This creates a potentially enormous opportunity for companies like ImageWare. Harding believes the ‘biometric anonymity’ enabled by the company’s proprietary database system provides a way to achieve the robustness of authentication necessary to prevent enterprise hacks, which are mostly password-based, while meeting the requirements of CCPA.
“Being able to separate the biometrics away from any other personally identifiable information but still authenticate an identity on demand,” is the key, according to Harding.
Centralizing information is what systems engineers have been taught to do throughout the history of databases, he notes, but cybercrime and data breaches have made this practice untenable. They have also made passwords untenable, as compromised or weak credentials continue to get the blame for 80 percent of data breaches, and companies will soon face penalties in a growing number of jurisdictions, even for a single incident.
This is what makes CCPA such a golden opportunity for biometrics service providers, and in particular those that can properly secure and segment data, Harding argues.
“When you look at what is going to be required in the future, you’re going to have to know the identity of the person accessing your corporate assets,” he states. “Whether that be logging into your retail website, whether you’re a supplier that goes through some sort of supply side interface to figure out a bill of materials, or whether that be an employee who accesses the network. All of that comes down to you have to know who the person is, but you have to do it in a way that protects you from a liability perspective that the wrong person isn’t going to get into the system. So biometrics, for example, are a good way to make sure you’ve got the right person, and then you’ve got to make sure that those biometrics aren’t compromised.”
Biometrics still need to be “situational, environmental, and personal,” but the conditions are finally right for the right kind of biometrics to be adopted far and wide.

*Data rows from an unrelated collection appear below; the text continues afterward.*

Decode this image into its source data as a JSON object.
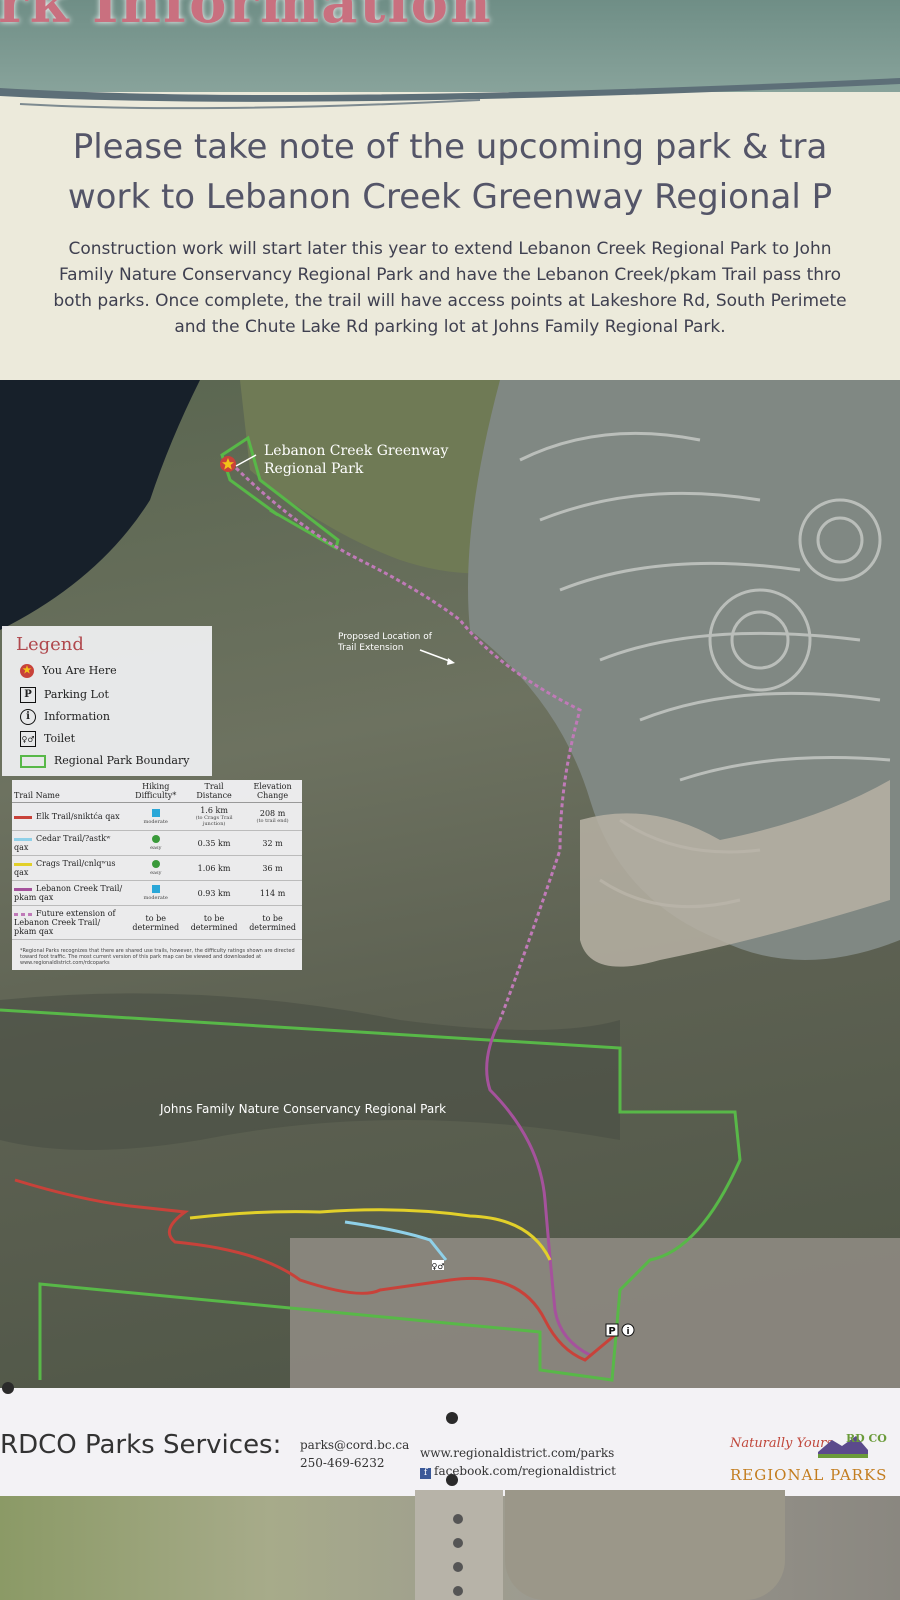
{
  "banner": {
    "title": "ark Information"
  },
  "notice": {
    "heading_line1": "Please take note of the upcoming park & tra",
    "heading_line2": "work to Lebanon Creek Greenway Regional P",
    "body_line1": "Construction work will start later this year to extend Lebanon Creek Regional Park to John",
    "body_line2": "Family Nature Conservancy Regional Park and have the Lebanon Creek/pkam Trail pass thro",
    "body_line3": "both parks. Once complete, the trail will have access points at Lakeshore Rd, South Perimete",
    "body_line4": "and the Chute Lake Rd parking lot at Johns Family Regional Park."
  },
  "map": {
    "label_lebanon_line1": "Lebanon Creek Greenway",
    "label_lebanon_line2": "Regional Park",
    "label_proposed_line1": "Proposed Location of",
    "label_proposed_line2": "Trail Extension",
    "label_johns": "Johns Family Nature Conservancy Regional Park",
    "colors": {
      "elk": "#c8423a",
      "cedar": "#8fd0e8",
      "crags": "#e2d02a",
      "lebanon": "#a5529c",
      "boundary": "#58b848"
    }
  },
  "legend": {
    "title": "Legend",
    "items": [
      {
        "icon": "star-icon",
        "label": "You Are Here"
      },
      {
        "icon": "parking-icon",
        "glyph": "P",
        "label": "Parking Lot"
      },
      {
        "icon": "info-icon",
        "glyph": "i",
        "label": "Information"
      },
      {
        "icon": "toilet-icon",
        "glyph": "♀♂",
        "label": "Toilet"
      },
      {
        "icon": "boundary-icon",
        "label": "Regional Park Boundary"
      }
    ]
  },
  "trail_table": {
    "headers": [
      "Trail Name",
      "Hiking Difficulty*",
      "Trail Distance",
      "Elevation Change"
    ],
    "rows": [
      {
        "name": "Elk Trail/sniktća qax",
        "difficulty": "moderate",
        "distance": "1.6 km",
        "distance_note": "(to Crags Trail junction)",
        "elevation": "208 m",
        "elevation_note": "(to trail end)",
        "color": "#c8423a",
        "dot": "#2aa7d8"
      },
      {
        "name": "Cedar Trail/?astkʷ qax",
        "difficulty": "easy",
        "distance": "0.35 km",
        "distance_note": "",
        "elevation": "32 m",
        "elevation_note": "",
        "color": "#8fd0e8",
        "dot": "#3a9a3a"
      },
      {
        "name": "Crags Trail/cnlqʷus qax",
        "difficulty": "easy",
        "distance": "1.06 km",
        "distance_note": "",
        "elevation": "36 m",
        "elevation_note": "",
        "color": "#e2d02a",
        "dot": "#3a9a3a"
      },
      {
        "name": "Lebanon Creek Trail/ pkam qax",
        "difficulty": "moderate",
        "distance": "0.93 km",
        "distance_note": "",
        "elevation": "114 m",
        "elevation_note": "",
        "color": "#a5529c",
        "dot": "#2aa7d8"
      },
      {
        "name": "Future extension of Lebanon Creek Trail/ pkam qax",
        "difficulty": "to be determined",
        "distance": "to be determined",
        "distance_note": "",
        "elevation": "to be determined",
        "elevation_note": "",
        "color": "#c07ab8",
        "dot": ""
      }
    ],
    "footnote": "*Regional Parks recognizes that there are shared use trails, however, the difficulty ratings shown are directed toward foot traffic. The most current version of this park map can be viewed and downloaded at www.regionaldistrict.com/rdcoparks"
  },
  "footer": {
    "name": "RDCO Parks Services:",
    "email": "parks@cord.bc.ca",
    "phone": "250-469-6232",
    "website": "www.regionaldistrict.com/parks",
    "facebook": "facebook.com/regionaldistrict",
    "tagline": "Naturally Yours",
    "brand": "REGIONAL PARKS",
    "logo_text": "RD CO"
  }
}
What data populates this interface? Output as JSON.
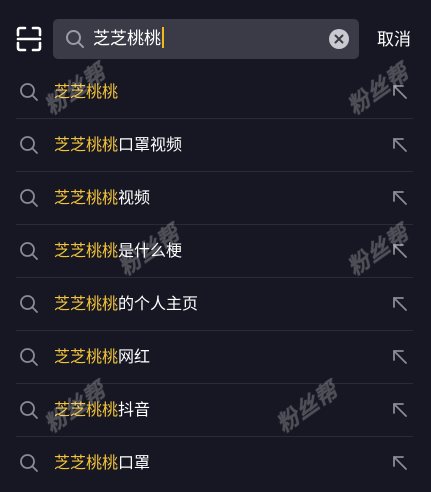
{
  "search": {
    "query": "芝芝桃桃",
    "cancel_label": "取消"
  },
  "suggestions": [
    {
      "highlight": "芝芝桃桃",
      "rest": ""
    },
    {
      "highlight": "芝芝桃桃",
      "rest": "口罩视频"
    },
    {
      "highlight": "芝芝桃桃",
      "rest": "视频"
    },
    {
      "highlight": "芝芝桃桃",
      "rest": "是什么梗"
    },
    {
      "highlight": "芝芝桃桃",
      "rest": "的个人主页"
    },
    {
      "highlight": "芝芝桃桃",
      "rest": "网红"
    },
    {
      "highlight": "芝芝桃桃",
      "rest": "抖音"
    },
    {
      "highlight": "芝芝桃桃",
      "rest": "口罩"
    }
  ],
  "watermark": "粉丝帮",
  "icons": {
    "scan": "scan-icon",
    "search": "search-icon",
    "clear": "clear-icon",
    "fill_arrow": "arrow-up-left-icon"
  },
  "colors": {
    "background": "#161722",
    "search_box": "#3a3b46",
    "highlight": "#f3c33a",
    "caret": "#f3b91b",
    "text": "#ffffff",
    "icon": "#8a8b94"
  }
}
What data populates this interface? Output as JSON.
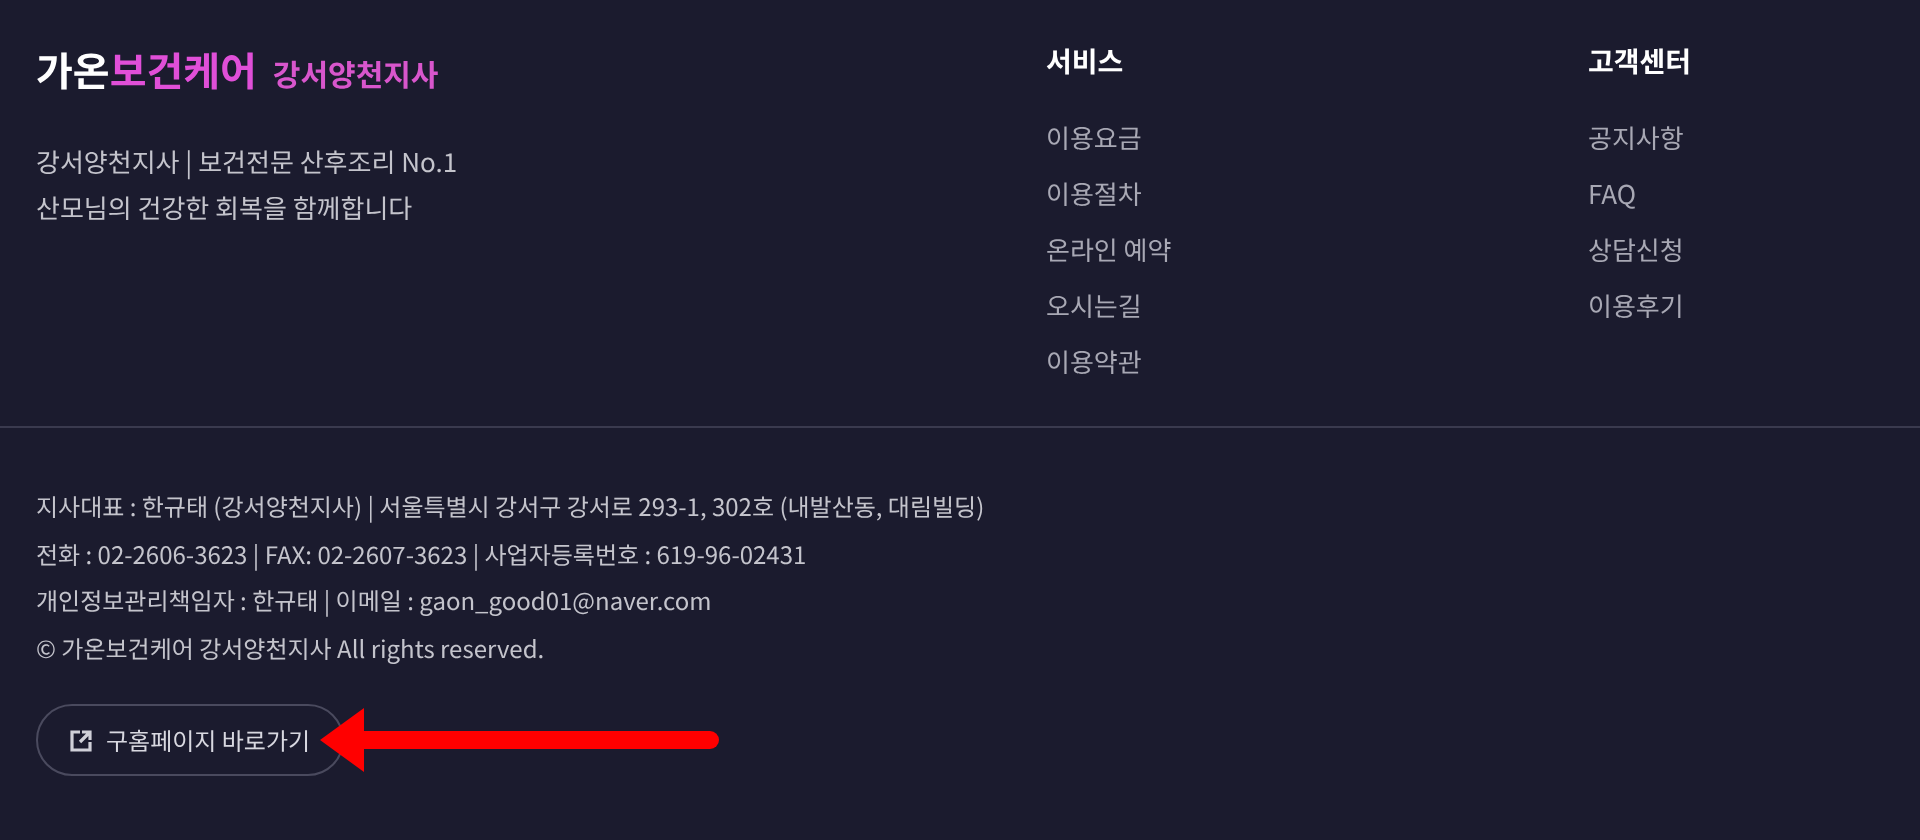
{
  "brand": {
    "logo_parts": [
      {
        "text": "가온",
        "accent": false
      },
      {
        "text": "보건케어",
        "accent": true
      }
    ],
    "branch": "강서양천지사"
  },
  "tagline": [
    "강서양천지사 | 보건전문 산후조리 No.1",
    "산모님의 건강한 회복을 함께합니다"
  ],
  "columns": [
    {
      "title": "서비스",
      "links": [
        "이용요금",
        "이용절차",
        "온라인 예약",
        "오시는길",
        "이용약관"
      ]
    },
    {
      "title": "고객센터",
      "links": [
        "공지사항",
        "FAQ",
        "상담신청",
        "이용후기"
      ]
    }
  ],
  "info": [
    "지사대표 : 한규태 (강서양천지사) | 서울특별시 강서구 강서로 293-1, 302호 (내발산동, 대림빌딩)",
    "전화 : 02-2606-3623 | FAX: 02-2607-3623 | 사업자등록번호 : 619-96-02431",
    "개인정보관리책임자 : 한규태 | 이메일 : gaon_good01@naver.com",
    "© 가온보건케어 강서양천지사 All rights reserved."
  ],
  "old_site_button": {
    "label": "구홈페이지 바로가기"
  }
}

“It takes, in my opinion, something like CCPA,” Harding says. “I see that as the first domino. This will actually create a revolution. One of the biggest reasons for that is it’s not just going to be California, and the Federal government has failed to put any guidelines around this.”
Harding says CCPA is “rolling like a freight train” that will likely crush some unprepared companies. To get prepared, a wave of businesses will implement compliance-focussed logical access system upgrades.
“You’re going to start seeing a revolution of adoption,” he thinks. “I have waited 14 years to see this happen, and it’s going to be one of those overnight things. I never thought it would be State level regulation that would usher in the requirement for people to put in stronger authentication, but I think that’s exactly what’s happening.”